REQUIRED ACTION
Print all of the data exactly as written.

MATERIAL SUPPLIED
========

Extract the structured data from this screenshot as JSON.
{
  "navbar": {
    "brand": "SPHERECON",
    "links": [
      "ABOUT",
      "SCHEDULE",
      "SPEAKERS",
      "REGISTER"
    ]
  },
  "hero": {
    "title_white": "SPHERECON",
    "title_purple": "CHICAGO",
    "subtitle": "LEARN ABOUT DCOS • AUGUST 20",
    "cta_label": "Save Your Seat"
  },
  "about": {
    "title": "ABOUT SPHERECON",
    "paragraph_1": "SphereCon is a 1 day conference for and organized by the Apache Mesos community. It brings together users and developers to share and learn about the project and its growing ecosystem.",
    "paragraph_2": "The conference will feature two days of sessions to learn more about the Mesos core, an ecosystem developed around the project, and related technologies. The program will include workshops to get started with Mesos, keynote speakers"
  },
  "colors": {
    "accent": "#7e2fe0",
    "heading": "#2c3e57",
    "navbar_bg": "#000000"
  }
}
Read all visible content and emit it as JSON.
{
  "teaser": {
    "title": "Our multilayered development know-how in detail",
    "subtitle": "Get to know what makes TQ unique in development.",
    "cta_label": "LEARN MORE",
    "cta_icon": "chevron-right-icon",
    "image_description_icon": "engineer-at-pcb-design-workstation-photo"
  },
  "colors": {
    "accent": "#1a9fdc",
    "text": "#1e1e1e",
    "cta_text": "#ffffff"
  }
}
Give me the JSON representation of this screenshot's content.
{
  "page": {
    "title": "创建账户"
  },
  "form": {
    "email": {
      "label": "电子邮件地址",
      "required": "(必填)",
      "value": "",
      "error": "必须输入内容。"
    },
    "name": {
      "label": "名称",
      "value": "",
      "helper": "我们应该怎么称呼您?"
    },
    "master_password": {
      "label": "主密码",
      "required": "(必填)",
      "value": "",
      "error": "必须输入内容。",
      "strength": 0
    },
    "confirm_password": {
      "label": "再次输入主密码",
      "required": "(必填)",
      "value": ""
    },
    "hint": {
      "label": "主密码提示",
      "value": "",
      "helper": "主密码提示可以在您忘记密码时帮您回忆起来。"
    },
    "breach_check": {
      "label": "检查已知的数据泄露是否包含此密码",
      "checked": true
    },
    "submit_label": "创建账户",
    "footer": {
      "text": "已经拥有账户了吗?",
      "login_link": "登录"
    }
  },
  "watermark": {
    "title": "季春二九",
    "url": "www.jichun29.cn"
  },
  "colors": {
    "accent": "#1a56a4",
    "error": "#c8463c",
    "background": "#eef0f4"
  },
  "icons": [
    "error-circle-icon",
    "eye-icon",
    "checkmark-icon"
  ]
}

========

TASK RESULT
Extract the structured data from this screenshot as JSON.
{
  "navbar": {
    "brand": "SPHERECON",
    "links": [
      "ABOUT",
      "SCHEDULE",
      "SPEAKERS",
      "REGISTER"
    ]
  },
  "hero": {
    "title_white": "SPHERECON",
    "title_purple": "CHICAGO",
    "subtitle": "LEARN ABOUT DCOS • AUGUST 20",
    "cta_label": "Save Your Seat"
  },
  "about": {
    "title": "ABOUT SPHERECON",
    "paragraph_1": "SphereCon is a 1 day conference for and organized by the Apache Mesos community. It brings together users and developers to share and learn about the project and its growing ecosystem.",
    "paragraph_2": "The conference will feature two days of sessions to learn more about the Mesos core, an ecosystem developed around the project, and related technologies. The program will include workshops to get started with Mesos, keynote speakers"
  },
  "colors": {
    "accent": "#7e2fe0",
    "heading": "#2c3e57",
    "navbar_bg": "#000000"
  }
}
Read all visible content and emit it as JSON.
{
  "teaser": {
    "title": "Our multilayered development know-how in detail",
    "subtitle": "Get to know what makes TQ unique in development.",
    "cta_label": "LEARN MORE",
    "cta_icon": "chevron-right-icon",
    "image_description_icon": "engineer-at-pcb-design-workstation-photo"
  },
  "colors": {
    "accent": "#1a9fdc",
    "text": "#1e1e1e",
    "cta_text": "#ffffff"
  }
}
Give me the JSON representation of this screenshot's content.
{
  "page": {
    "title": "创建账户"
  },
  "form": {
    "email": {
      "label": "电子邮件地址",
      "required": "(必填)",
      "value": "",
      "error": "必须输入内容。"
    },
    "name": {
      "label": "名称",
      "value": "",
      "helper": "我们应该怎么称呼您?"
    },
    "master_password": {
      "label": "主密码",
      "required": "(必填)",
      "value": "",
      "error": "必须输入内容。",
      "strength": 0
    },
    "confirm_password": {
      "label": "再次输入主密码",
      "required": "(必填)",
      "value": ""
    },
    "hint": {
      "label": "主密码提示",
      "value": "",
      "helper": "主密码提示可以在您忘记密码时帮您回忆起来。"
    },
    "breach_check": {
      "label": "检查已知的数据泄露是否包含此密码",
      "checked": true
    },
    "submit_label": "创建账户",
    "footer": {
      "text": "已经拥有账户了吗?",
      "login_link": "登录"
    }
  },
  "watermark": {
    "title": "季春二九",
    "url": "www.jichun29.cn"
  },
  "colors": {
    "accent": "#1a56a4",
    "error": "#c8463c",
    "background": "#eef0f4"
  },
  "icons": [
    "error-circle-icon",
    "eye-icon",
    "checkmark-icon"
  ]
}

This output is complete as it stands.